Module.children() vs Module.modules()

I was trying to remove the last layer (fc) of Resnet18 to create something like this by using the following

pretrained_model = models.resnet18(pretrained=True)
for param in pretrained_model.parameters():
    param.requires_grad = False
my_model = nn.Sequential(*list(pretrained_model.modules())[:-1])
model = MyModel(my_model)

As it turns out this did not work (the layer is still there in the new model). I then found this post and used the below line which works.

my_model = nn.Sequential(*list(pretrained_model.children())[:-1])

What is the difference between the two and why does one work but not the other?

7 Likes

.modules() also returns pretrained_model as one of the elements.

For example see:

list(nn.Sequential(nn.Linear(10, 20), nn.ReLU()).modules())
Out[9]:
[Sequential (
   (0): Linear (10 -> 20)
   (1): ReLU ()
 ), Linear (10 -> 20), ReLU ()]

In [10]: list(nn.Sequential(nn.Linear(10, 20), nn.ReLU()).children())
Out[10]: [Linear (10 -> 20), ReLU ()]
13 Likes

Ah, Makes sense.
Sorry for such a basic question but what is the intended use for .modules()?

1 Like

If you want to recursively iterate over modules, then you want to use .modules()
For example, in the following network

m = nn.Sequential(nn.Linear(2,2), 
                  nn.ReLU(),
                  nn.Sequential(nn.Sigmoid(), nn.ReLU()))

calling m.children() will return

[Linear (2 -> 2), ReLU (), Sequential (
   (0): Sigmoid ()
   (1): ReLU ()
 )]
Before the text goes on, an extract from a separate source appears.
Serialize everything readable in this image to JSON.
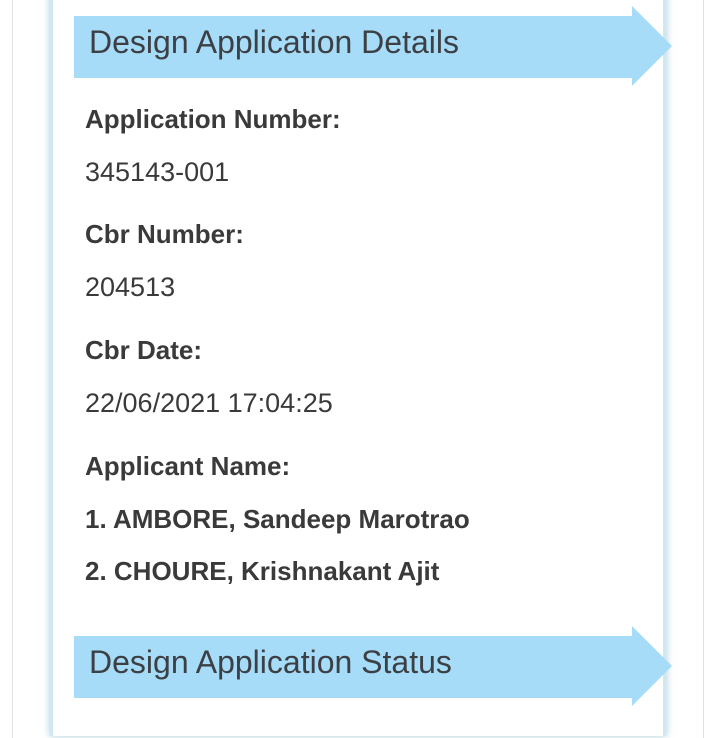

which means that it does not go inside the second Sequential, and thus does not print individually Sigmoid. On the other hand, m.modules() recursively walks into all modules in the network, and yields

[Sequential (
   (0): Linear (2 -> 2)
   (1): ReLU ()
   (2): Sequential (
     (0): Sigmoid ()
     (1): ReLU ()
   )
 ), Linear (2 -> 2), ReLU (), Sequential (
   (0): Sigmoid ()
   (1): ReLU ()
 ), Sigmoid (), ReLU ()]
25 Likes

So, when i iterate, is there a way to get these indiviual single components and get rid of those Sequential components?

7 Likes

@ post above me
You could iterate through the whole network. Think of it as a tree.

all_layers = []
def remove_sequential(network):
    for layer in network.children():
        if type(layer) == nn.Sequential: # if sequential layer, apply recursively to layers in sequential layer
            remove_sequential(layer)
        if list(layer.children()) == []: # if leaf node, add it to list
            all_layers.append(layer)
8 Likes

Hi fmassa

In this operation, the names of all the nodes are different from the original name. For example, the original name of a convolution layer may be ‘conv_3_3’. However, the name becomes some numeric number, e.g., ‘10’, under this operation. Is there way to remain each layer’s original name after this kind of operation?

1 Like

I bumped to that issue while trying to find memory leakage in a custom architecture. To get the number of the children that are not parents to any other module, thus the real number of modules inside the provided one, I am using this recursive function:

def dim(module):
    total_num = 0
    f = False
    for child in module.children():
        f = True
        total_num += dim(child)
    if not f:
        return 1
    return total_num

I hope it helps